START DATA TO PROCESS

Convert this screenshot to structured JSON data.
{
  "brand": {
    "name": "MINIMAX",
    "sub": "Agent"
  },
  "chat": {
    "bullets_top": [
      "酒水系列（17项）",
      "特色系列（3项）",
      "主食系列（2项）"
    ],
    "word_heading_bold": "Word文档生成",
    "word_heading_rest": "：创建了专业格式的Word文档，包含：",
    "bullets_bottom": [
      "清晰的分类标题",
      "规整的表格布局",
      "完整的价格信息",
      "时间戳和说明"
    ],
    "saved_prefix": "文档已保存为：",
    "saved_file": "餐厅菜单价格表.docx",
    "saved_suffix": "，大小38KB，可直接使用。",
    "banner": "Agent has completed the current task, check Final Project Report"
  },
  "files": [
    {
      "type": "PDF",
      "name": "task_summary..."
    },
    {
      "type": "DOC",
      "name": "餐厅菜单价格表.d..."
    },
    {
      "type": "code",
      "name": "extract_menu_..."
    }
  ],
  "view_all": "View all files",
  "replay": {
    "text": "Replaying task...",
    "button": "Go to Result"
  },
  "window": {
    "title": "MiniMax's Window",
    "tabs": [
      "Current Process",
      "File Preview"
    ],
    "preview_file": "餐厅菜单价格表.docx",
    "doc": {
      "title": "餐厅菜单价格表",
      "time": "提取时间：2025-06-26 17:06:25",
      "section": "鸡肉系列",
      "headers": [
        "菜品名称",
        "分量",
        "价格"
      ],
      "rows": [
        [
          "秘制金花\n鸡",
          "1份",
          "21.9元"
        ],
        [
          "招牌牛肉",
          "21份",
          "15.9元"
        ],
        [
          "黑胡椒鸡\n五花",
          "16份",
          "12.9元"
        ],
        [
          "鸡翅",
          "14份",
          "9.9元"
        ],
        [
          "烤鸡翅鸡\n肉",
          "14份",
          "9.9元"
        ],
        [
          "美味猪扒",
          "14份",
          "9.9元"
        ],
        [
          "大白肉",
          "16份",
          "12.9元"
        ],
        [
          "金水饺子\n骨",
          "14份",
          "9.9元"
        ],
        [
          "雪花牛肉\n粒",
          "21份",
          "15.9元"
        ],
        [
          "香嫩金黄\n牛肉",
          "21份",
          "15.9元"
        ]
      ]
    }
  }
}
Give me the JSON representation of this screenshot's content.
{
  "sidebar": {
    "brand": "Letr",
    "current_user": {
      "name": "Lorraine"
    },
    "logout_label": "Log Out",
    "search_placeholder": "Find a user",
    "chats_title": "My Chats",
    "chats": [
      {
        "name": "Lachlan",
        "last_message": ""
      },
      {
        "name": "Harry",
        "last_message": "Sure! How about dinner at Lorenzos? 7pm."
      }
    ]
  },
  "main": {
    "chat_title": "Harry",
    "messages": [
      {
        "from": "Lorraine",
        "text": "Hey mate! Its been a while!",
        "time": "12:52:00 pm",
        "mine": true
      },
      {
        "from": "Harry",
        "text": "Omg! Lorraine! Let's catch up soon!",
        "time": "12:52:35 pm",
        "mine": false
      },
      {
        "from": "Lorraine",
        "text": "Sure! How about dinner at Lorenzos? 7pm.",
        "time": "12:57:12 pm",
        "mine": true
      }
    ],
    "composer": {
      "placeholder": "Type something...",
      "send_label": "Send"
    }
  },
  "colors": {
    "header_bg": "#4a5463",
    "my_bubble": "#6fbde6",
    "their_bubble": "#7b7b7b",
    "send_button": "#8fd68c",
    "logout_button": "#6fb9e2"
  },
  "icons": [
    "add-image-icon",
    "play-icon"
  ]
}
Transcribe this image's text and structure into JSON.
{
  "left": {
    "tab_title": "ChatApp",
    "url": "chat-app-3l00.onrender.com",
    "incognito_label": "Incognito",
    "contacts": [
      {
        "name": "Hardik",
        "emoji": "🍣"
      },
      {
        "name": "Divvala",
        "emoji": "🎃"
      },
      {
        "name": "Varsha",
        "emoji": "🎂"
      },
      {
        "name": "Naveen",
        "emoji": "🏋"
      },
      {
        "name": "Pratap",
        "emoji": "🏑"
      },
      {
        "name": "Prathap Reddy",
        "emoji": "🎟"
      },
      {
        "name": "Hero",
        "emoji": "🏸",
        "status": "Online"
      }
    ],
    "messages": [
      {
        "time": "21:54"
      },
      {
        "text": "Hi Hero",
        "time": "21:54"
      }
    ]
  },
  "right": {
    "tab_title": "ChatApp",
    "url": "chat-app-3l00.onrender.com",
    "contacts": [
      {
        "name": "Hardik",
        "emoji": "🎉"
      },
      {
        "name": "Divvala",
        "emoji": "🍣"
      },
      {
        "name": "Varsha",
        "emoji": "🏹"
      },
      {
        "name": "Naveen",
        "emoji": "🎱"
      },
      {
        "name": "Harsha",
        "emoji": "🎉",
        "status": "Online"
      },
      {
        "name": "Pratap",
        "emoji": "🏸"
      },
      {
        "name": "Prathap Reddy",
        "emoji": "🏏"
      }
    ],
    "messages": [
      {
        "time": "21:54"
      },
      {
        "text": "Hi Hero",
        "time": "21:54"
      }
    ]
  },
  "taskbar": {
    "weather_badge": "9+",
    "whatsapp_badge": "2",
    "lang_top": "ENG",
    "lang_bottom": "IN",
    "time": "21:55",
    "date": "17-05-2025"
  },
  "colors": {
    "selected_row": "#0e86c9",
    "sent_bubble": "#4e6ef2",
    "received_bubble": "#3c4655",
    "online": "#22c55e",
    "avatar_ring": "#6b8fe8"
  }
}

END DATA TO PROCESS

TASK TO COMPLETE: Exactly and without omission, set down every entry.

RESPONSE BELOW:
Convert this screenshot to structured JSON data.
{
  "brand": {
    "name": "MINIMAX",
    "sub": "Agent"
  },
  "chat": {
    "bullets_top": [
      "酒水系列（17项）",
      "特色系列（3项）",
      "主食系列（2项）"
    ],
    "word_heading_bold": "Word文档生成",
    "word_heading_rest": "：创建了专业格式的Word文档，包含：",
    "bullets_bottom": [
      "清晰的分类标题",
      "规整的表格布局",
      "完整的价格信息",
      "时间戳和说明"
    ],
    "saved_prefix": "文档已保存为：",
    "saved_file": "餐厅菜单价格表.docx",
    "saved_suffix": "，大小38KB，可直接使用。",
    "banner": "Agent has completed the current task, check Final Project Report"
  },
  "files": [
    {
      "type": "PDF",
      "name": "task_summary..."
    },
    {
      "type": "DOC",
      "name": "餐厅菜单价格表.d..."
    },
    {
      "type": "code",
      "name": "extract_menu_..."
    }
  ],
  "view_all": "View all files",
  "replay": {
    "text": "Replaying task...",
    "button": "Go to Result"
  },
  "window": {
    "title": "MiniMax's Window",
    "tabs": [
      "Current Process",
      "File Preview"
    ],
    "preview_file": "餐厅菜单价格表.docx",
    "doc": {
      "title": "餐厅菜单价格表",
      "time": "提取时间：2025-06-26 17:06:25",
      "section": "鸡肉系列",
      "headers": [
        "菜品名称",
        "分量",
        "价格"
      ],
      "rows": [
        [
          "秘制金花\n鸡",
          "1份",
          "21.9元"
        ],
        [
          "招牌牛肉",
          "21份",
          "15.9元"
        ],
        [
          "黑胡椒鸡\n五花",
          "16份",
          "12.9元"
        ],
        [
          "鸡翅",
          "14份",
          "9.9元"
        ],
        [
          "烤鸡翅鸡\n肉",
          "14份",
          "9.9元"
        ],
        [
          "美味猪扒",
          "14份",
          "9.9元"
        ],
        [
          "大白肉",
          "16份",
          "12.9元"
        ],
        [
          "金水饺子\n骨",
          "14份",
          "9.9元"
        ],
        [
          "雪花牛肉\n粒",
          "21份",
          "15.9元"
        ],
        [
          "香嫩金黄\n牛肉",
          "21份",
          "15.9元"
        ]
      ]
    }
  }
}
Give me the JSON representation of this screenshot's content.
{
  "sidebar": {
    "brand": "Letr",
    "current_user": {
      "name": "Lorraine"
    },
    "logout_label": "Log Out",
    "search_placeholder": "Find a user",
    "chats_title": "My Chats",
    "chats": [
      {
        "name": "Lachlan",
        "last_message": ""
      },
      {
        "name": "Harry",
        "last_message": "Sure! How about dinner at Lorenzos? 7pm."
      }
    ]
  },
  "main": {
    "chat_title": "Harry",
    "messages": [
      {
        "from": "Lorraine",
        "text": "Hey mate! Its been a while!",
        "time": "12:52:00 pm",
        "mine": true
      },
      {
        "from": "Harry",
        "text": "Omg! Lorraine! Let's catch up soon!",
        "time": "12:52:35 pm",
        "mine": false
      },
      {
        "from": "Lorraine",
        "text": "Sure! How about dinner at Lorenzos? 7pm.",
        "time": "12:57:12 pm",
        "mine": true
      }
    ],
    "composer": {
      "placeholder": "Type something...",
      "send_label": "Send"
    }
  },
  "colors": {
    "header_bg": "#4a5463",
    "my_bubble": "#6fbde6",
    "their_bubble": "#7b7b7b",
    "send_button": "#8fd68c",
    "logout_button": "#6fb9e2"
  },
  "icons": [
    "add-image-icon",
    "play-icon"
  ]
}
Transcribe this image's text and structure into JSON.
{
  "left": {
    "tab_title": "ChatApp",
    "url": "chat-app-3l00.onrender.com",
    "incognito_label": "Incognito",
    "contacts": [
      {
        "name": "Hardik",
        "emoji": "🍣"
      },
      {
        "name": "Divvala",
        "emoji": "🎃"
      },
      {
        "name": "Varsha",
        "emoji": "🎂"
      },
      {
        "name": "Naveen",
        "emoji": "🏋"
      },
      {
        "name": "Pratap",
        "emoji": "🏑"
      },
      {
        "name": "Prathap Reddy",
        "emoji": "🎟"
      },
      {
        "name": "Hero",
        "emoji": "🏸",
        "status": "Online"
      }
    ],
    "messages": [
      {
        "time": "21:54"
      },
      {
        "text": "Hi Hero",
        "time": "21:54"
      }
    ]
  },
  "right": {
    "tab_title": "ChatApp",
    "url": "chat-app-3l00.onrender.com",
    "contacts": [
      {
        "name": "Hardik",
        "emoji": "🎉"
      },
      {
        "name": "Divvala",
        "emoji": "🍣"
      },
      {
        "name": "Varsha",
        "emoji": "🏹"
      },
      {
        "name": "Naveen",
        "emoji": "🎱"
      },
      {
        "name": "Harsha",
        "emoji": "🎉",
        "status": "Online"
      },
      {
        "name": "Pratap",
        "emoji": "🏸"
      },
      {
        "name": "Prathap Reddy",
        "emoji": "🏏"
      }
    ],
    "messages": [
      {
        "time": "21:54"
      },
      {
        "text": "Hi Hero",
        "time": "21:54"
      }
    ]
  },
  "taskbar": {
    "weather_badge": "9+",
    "whatsapp_badge": "2",
    "lang_top": "ENG",
    "lang_bottom": "IN",
    "time": "21:55",
    "date": "17-05-2025"
  },
  "colors": {
    "selected_row": "#0e86c9",
    "sent_bubble": "#4e6ef2",
    "received_bubble": "#3c4655",
    "online": "#22c55e",
    "avatar_ring": "#6b8fe8"
  }
}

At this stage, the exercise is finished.